|Titus Andronicus is Shakespeare's bloodiest play - |
uncharacteristically violent perhaps
Titus Andronicus, written sometime between 1584 and 1590, was Shakespeare’s very first tragedy.
However, it’s inaccurate to say that he was new to the genre, because by this point he had written several of his history plays, many of which contain elements of tragedy.
Titus Andronicus and the Authorship Debate
The play is certainly the most violent of the Shakespearean canon, filled as it is with murder, rape, cannibalism and mutilation. So much so, that it seems uncharacteristic of Shakespeare compared with his other plays, which in turn has added fuel to authorship speculations.
Many wonder if Titus Andronicus was, at least in part, written by another playwright. Some have cited dramatist George Peel as the most likely collaborator.
Popularity of Titus Andronicus
|Titus Andronicus was adapted for |
the big screen in 1999
To this day, it is not one of Shakespeare’s most regularly performed plays.
However, it has made something of a revival - causing audiences to faint in Lucy Bailey's production currently running at The Globe (24th April - 13th of July, 2014). And it was transformed for the big screen in the 1999 film, Titus, starring Anthony Hopkins in the title role.
Titus Andronicus is certainly not considered to be one of Shakespeare’s 'great works'. It has often been criticised for its sensational use of violence, and its uncharacteristically pedestrian use of language.
However, it is intriguing to examine the play as part of Shakespeare’s growth as a playwright, and as an exploration of human capacity for brutality in pursuit of revenge.
The hideous mutilation, cruelty and violence is undoubtedly shocking, but perhaps what it demonstrates is that society has not really altered. Movies, such as Hostel, prove that, in over four hundred years, society’s appetite for gruesome entertainment has not waned.
And Titus Andronicus was, unsurprisingly, popular among the Elizabethans: it was the Saw of its day!
Brief Synopsis of Titus Andronicus
The play opens with the triumphant return of Titus to Rome after a ten-year campaign that saw him, and his armies, battling the Goths. Upon his return, Titus is declared the new Emperor, but, with a heavy heart he declines the offer, claiming that the deaths of his two sons in battle has saddened him too greatly to accept the honour.
|Lamentable? You can say that again|
The Roman army has brought back captive Goths: Queen Tamora and her sons. Titus decides to avenge his sons’ deaths by murdering Tamora’s eldest, Alarbus. Tamora is mortified and pleads with Titus to spare her son's life, but he is deaf to her entreaty.
This decision proves costly; not a woman to be meddled with, Tamora vows revenge. Titus’ daughter, Lavinia, becomes the tool with which the Queen of the Goths exacts her vengeance. But vengeance continues to beget vengeance, causing a hideous and brutal chain of events to unfurl.
Is Titus Andronicus Just Bloody Violence?

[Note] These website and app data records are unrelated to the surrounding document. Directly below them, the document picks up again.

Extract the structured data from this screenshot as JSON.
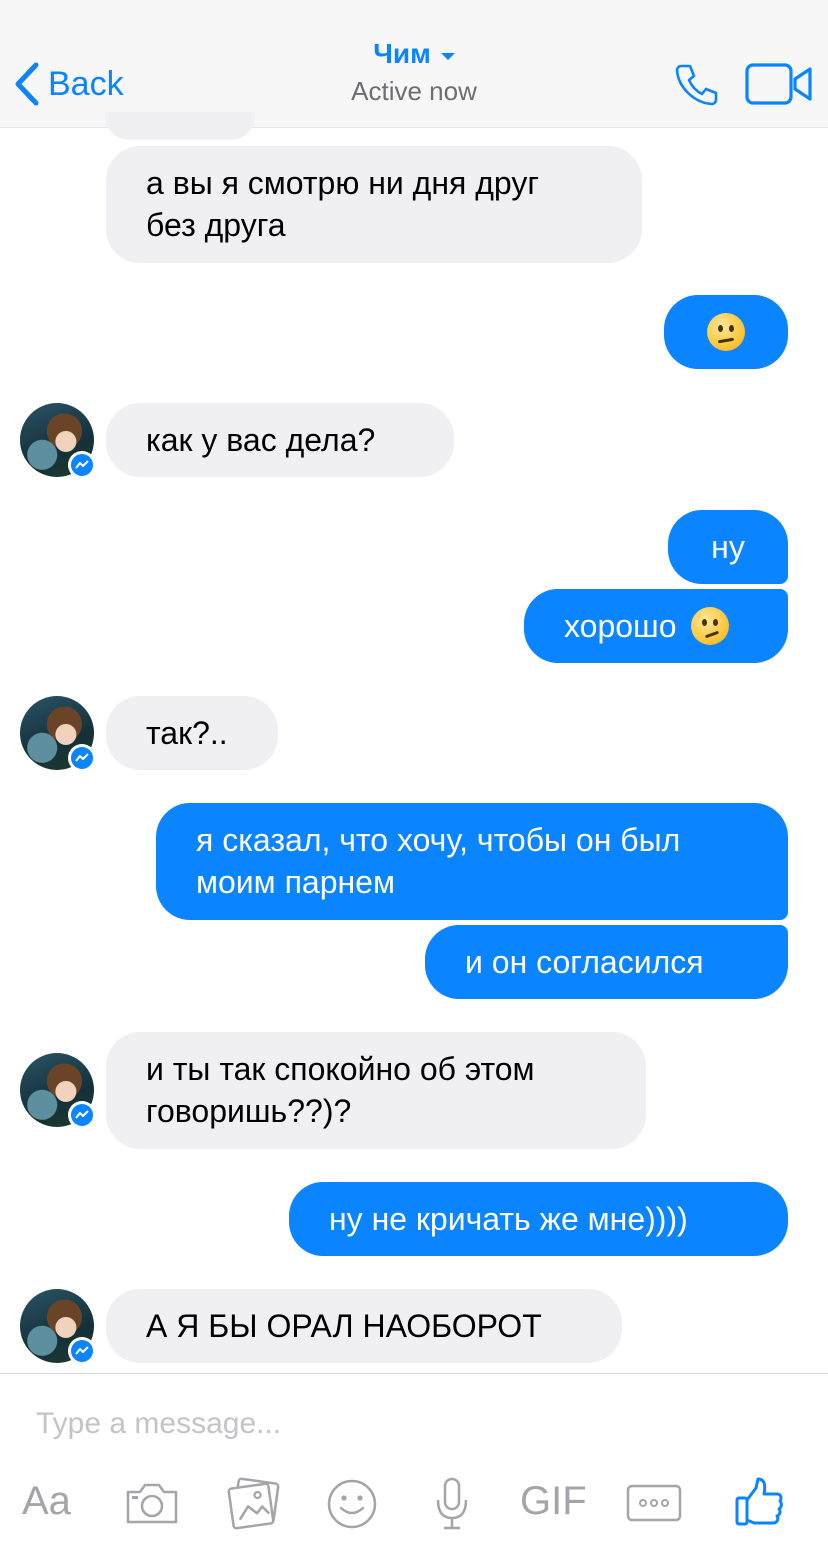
{
  "header": {
    "back_label": "Back",
    "contact_name": "Чим",
    "status": "Active now"
  },
  "messages": [
    {
      "from": "contact",
      "text_lines": [
        "а вы я смотрю ни дня друг",
        "без друга"
      ]
    },
    {
      "from": "me",
      "emoji": "confused-face"
    },
    {
      "from": "contact",
      "text_lines": [
        "как у вас дела?"
      ]
    },
    {
      "from": "me",
      "text_lines": [
        "ну"
      ]
    },
    {
      "from": "me",
      "text_lines": [
        "хорошо"
      ],
      "emoji": "smirking-face"
    },
    {
      "from": "contact",
      "text_lines": [
        "так?.."
      ]
    },
    {
      "from": "me",
      "text_lines": [
        "я сказал, что хочу, чтобы он был",
        "моим парнем"
      ]
    },
    {
      "from": "me",
      "text_lines": [
        "и он согласился"
      ]
    },
    {
      "from": "contact",
      "text_lines": [
        "и ты так спокойно об этом",
        "говоришь??)?"
      ]
    },
    {
      "from": "me",
      "text_lines": [
        "ну не кричать же мне))))"
      ]
    },
    {
      "from": "contact",
      "text_lines": [
        "А Я БЫ ОРАЛ НАОБОРОТ"
      ]
    }
  ],
  "composer": {
    "placeholder": "Type a message...",
    "tools": [
      {
        "icon": "text-format-icon",
        "label": "Aa"
      },
      {
        "icon": "camera-icon"
      },
      {
        "icon": "photo-gallery-icon"
      },
      {
        "icon": "emoji-icon"
      },
      {
        "icon": "microphone-icon"
      },
      {
        "icon": "gif-icon",
        "label": "GIF"
      },
      {
        "icon": "more-icon"
      },
      {
        "icon": "thumbs-up-icon"
      }
    ]
  },
  "colors": {
    "accent": "#0a84ff",
    "incoming_bubble": "#f0f0f3",
    "outgoing_bubble": "#0a84ff",
    "header_bg": "#f7f7f8"
  }
}
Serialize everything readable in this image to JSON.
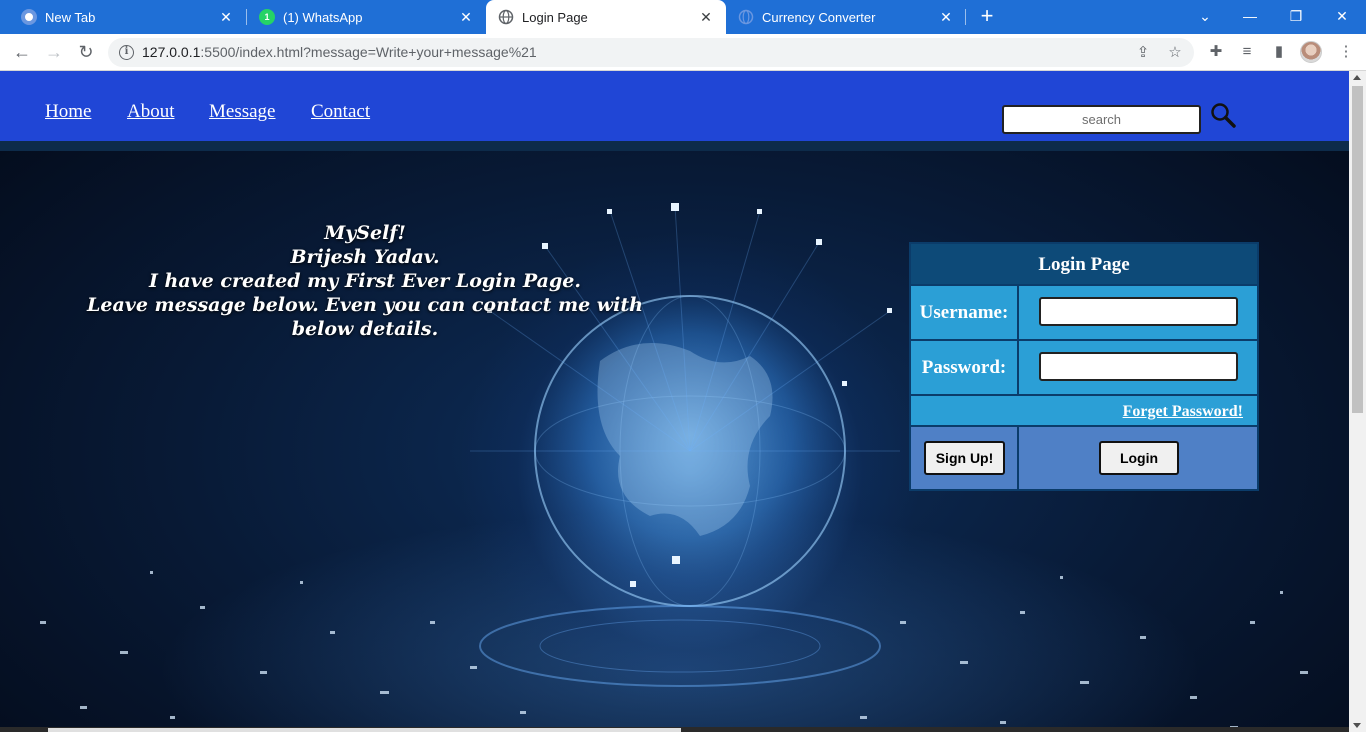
{
  "browser": {
    "tabs": [
      {
        "title": "New Tab",
        "icon": "chrome-icon"
      },
      {
        "title": "(1) WhatsApp",
        "icon": "whatsapp-icon",
        "badge": "1"
      },
      {
        "title": "Login Page",
        "icon": "globe-icon",
        "active": true
      },
      {
        "title": "Currency Converter",
        "icon": "globe-icon"
      }
    ],
    "address_bar": {
      "host": "127.0.0.1",
      "rest": ":5500/index.html?message=Write+your+message%21"
    }
  },
  "page": {
    "nav": {
      "links": [
        "Home",
        "About",
        "Message",
        "Contact"
      ],
      "search_placeholder": "search"
    },
    "intro": {
      "lines": [
        "MySelf!",
        "Brijesh Yadav.",
        "I have created my First Ever Login Page.",
        "Leave message below. Even you can contact me with below details."
      ]
    },
    "login": {
      "title": "Login Page",
      "username_label": "Username:",
      "password_label": "Password:",
      "username_value": "",
      "password_value": "",
      "forget_link": "Forget Password!",
      "signup_button": "Sign Up!",
      "login_button": "Login"
    }
  },
  "colors": {
    "tabstrip": "#1f6fd6",
    "navbar": "#2046d6",
    "login_header": "#0d4a78",
    "login_cells": "#2b9fd6",
    "login_actions": "#4f80c6"
  }
}
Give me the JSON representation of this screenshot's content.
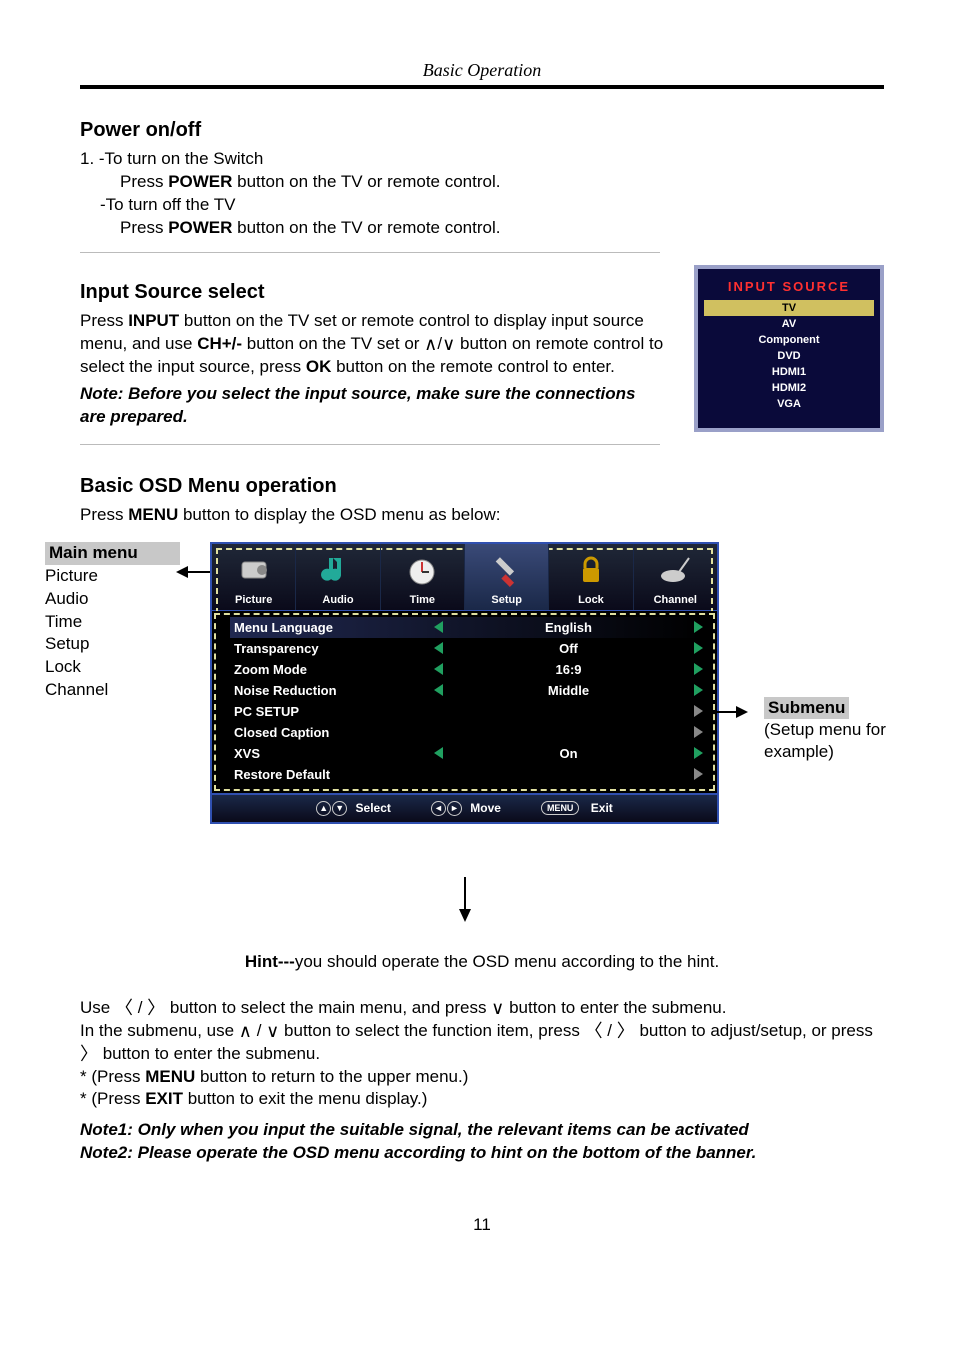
{
  "header": {
    "section": "Basic Operation"
  },
  "power": {
    "heading": "Power on/off",
    "l1": "1. -To turn on the Switch",
    "l2_pre": "Press ",
    "l2_btn": "POWER",
    "l2_post": " button on the TV or remote control.",
    "l3": "-To turn off the TV",
    "l4_pre": "Press ",
    "l4_btn": "POWER",
    "l4_post": " button on the TV or remote control."
  },
  "input": {
    "heading": "Input Source select",
    "p1a": "Press ",
    "p1b": "INPUT",
    "p1c": " button on the TV set or remote control to display input source menu, and use ",
    "p1d": "CH+/-",
    "p1e": " button on the TV set or ",
    "p1f": " button on remote control to select the input source, press ",
    "p1g": "OK",
    "p1h": " button on the remote control to enter.",
    "note": "Note: Before you select the input source, make sure the connections are prepared."
  },
  "source_panel": {
    "title": "INPUT SOURCE",
    "items": [
      "TV",
      "AV",
      "Component",
      "DVD",
      "HDMI1",
      "HDMI2",
      "VGA"
    ],
    "selected_index": 0
  },
  "osd": {
    "heading": "Basic OSD Menu operation",
    "intro_a": "Press ",
    "intro_b": "MENU",
    "intro_c": " button to display the OSD menu as below:",
    "mainmenu": {
      "title": "Main menu",
      "items": [
        "Picture",
        "Audio",
        "Time",
        "Setup",
        "Lock",
        "Channel"
      ]
    },
    "submenu": {
      "title": "Submenu",
      "note": "(Setup menu for example)"
    },
    "tabs": [
      {
        "label": "Picture"
      },
      {
        "label": "Audio"
      },
      {
        "label": "Time"
      },
      {
        "label": "Setup"
      },
      {
        "label": "Lock"
      },
      {
        "label": "Channel"
      }
    ],
    "active_tab": 3,
    "rows": [
      {
        "label": "Menu Language",
        "value": "English",
        "arrows": true
      },
      {
        "label": "Transparency",
        "value": "Off",
        "arrows": true
      },
      {
        "label": "Zoom Mode",
        "value": "16:9",
        "arrows": true
      },
      {
        "label": "Noise Reduction",
        "value": "Middle",
        "arrows": true
      },
      {
        "label": "PC SETUP",
        "value": "",
        "arrows": "right"
      },
      {
        "label": "Closed Caption",
        "value": "",
        "arrows": "right"
      },
      {
        "label": "XVS",
        "value": "On",
        "arrows": true
      },
      {
        "label": "Restore Default",
        "value": "",
        "arrows": "right"
      }
    ],
    "hint": {
      "select": "Select",
      "move": "Move",
      "exit": "Exit",
      "menu": "MENU"
    },
    "hint_line_a": "Hint---",
    "hint_line_b": "you should operate the OSD menu according to the hint."
  },
  "usage": {
    "p1a": "Use ",
    "p1b": " button to select the main menu, and press ",
    "p1c": " button to enter the submenu.",
    "p2a": "In the submenu, use ",
    "p2b": " button to select the function item, press ",
    "p2c": " button to adjust/setup, or press ",
    "p2d": " button to enter the submenu.",
    "p3a": "* (Press ",
    "p3b": "MENU",
    "p3c": " button to return to the upper menu.)",
    "p4a": "* (Press ",
    "p4b": "EXIT",
    "p4c": " button to exit the menu display.)",
    "note1": "Note1: Only when you input the suitable signal, the relevant items can be activated",
    "note2": "Note2: Please operate the OSD menu according to hint on the bottom of the banner."
  },
  "page_number": "11"
}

Despite the obviously sensational violence within Titus Andronicus and the intentional visual titillation, there is also some interesting characterisation.
|Aaron seems like a total rotter...until he becomes a father|
There is obviously much debate about racism, but it's worth pointing out that Shakespeare certainly does not make him an entirely two-dimensional character. He is complex, and made even more so by his protection and devotion to his new-born son.
It is also interesting to see how other Shakespeare plays developed from Titus Andronicus. There is a clear parallel, for example, to King Lear.
Both Lear and Titus are driven mad by grief, and there is also the bloody eye-gouging scene in King Lear, which is reminiscent of some of the violence in Titus Andronicus.
But is Titus a great piece of literature? Not so much.
If it were the only thing Shakespeare had produced, we probably wouldn't still be talking about him. But, I don't think he was intending to pen a great piece of literature; he wanted to write something that would be a box office smash - and there's no doubt he managed that.